CLEVELAND -- If anybody could succinctly sum up the beauty of baseball and its metaphoric meanings, Bob Feller could."Every day is a new opportunity," Feller once said. "You can build on yesterday's success or put its failures behind and start over again. That's the way life is, with a new game every day, and that's the way baseball is." Feller certainly made the most of his days, be it on an Iowa farm, where he learned the value of hard work; on the mound, where he staked his claim to his rightful place in the National Baseball Hall of Fame; on the USS Alabama, where he served his country in World War II; or here in Cleveland, where he lived out his days as a regular attendee of his beloved Indians' home games.
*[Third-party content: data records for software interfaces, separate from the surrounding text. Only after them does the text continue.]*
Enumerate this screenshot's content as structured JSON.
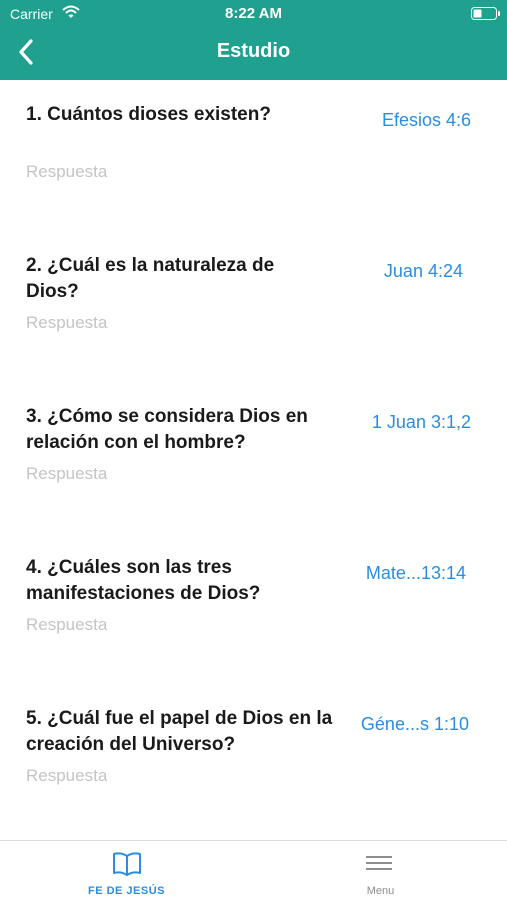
{
  "status_bar": {
    "carrier": "Carrier",
    "time": "8:22 AM"
  },
  "nav": {
    "title": "Estudio",
    "back_icon": "chevron-left-icon"
  },
  "colors": {
    "header": "#20a08e",
    "link": "#2a8de0",
    "placeholder": "#c4c4c4"
  },
  "questions": [
    {
      "text": "1. Cuántos dioses existen?",
      "ref": "Efesios 4:6",
      "answer_placeholder": "Respuesta"
    },
    {
      "text": "2. ¿Cuál es la naturaleza de Dios?",
      "ref": "Juan 4:24",
      "answer_placeholder": "Respuesta"
    },
    {
      "text": "3. ¿Cómo se considera Dios en relación con el hombre?",
      "ref": "1 Juan 3:1,2",
      "answer_placeholder": "Respuesta"
    },
    {
      "text": "4. ¿Cuáles son las tres manifestaciones de Dios?",
      "ref": "Mate...13:14",
      "answer_placeholder": "Respuesta"
    },
    {
      "text": "5. ¿Cuál fue el papel de Dios en la creación del Universo?",
      "ref": "Géne...s 1:10",
      "answer_placeholder": "Respuesta"
    }
  ],
  "tabs": [
    {
      "label": "FE DE JESÚS",
      "icon": "book-icon",
      "selected": true
    },
    {
      "label": "Menu",
      "icon": "menu-icon",
      "selected": false
    }
  ]
}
The time, sadly, has come for Feller to rest. He passed away Wednesday at the age of 92 after bouts with leukemia and pneumonia. He was baseball's third-oldest living Hall of Famer, behind Lee MacPhail and Bobby Doerr, and arguably the greatest right-hander the game ever saw.As if to prove that latter point, Feller's talents remained on display almost until his dying day. He was a regular at the Indians' annual winter Fantasy Camp, and he tossed out the ceremonial first pitch at nearly all of the Tribe's home Spring Training games. And when he wasn't throwing the ball, the man they called "Rapid Robert" talked it. Sometimes, his comments caused controversy, because Feller was nothing if not brutally honest in his assessments. But more than anything, he was a true ambassador for the game, a vital and vigorous link between baseball's distant past and its present. His story has ended now, but what a story it was. Feller's was an American tale almost too good to be true.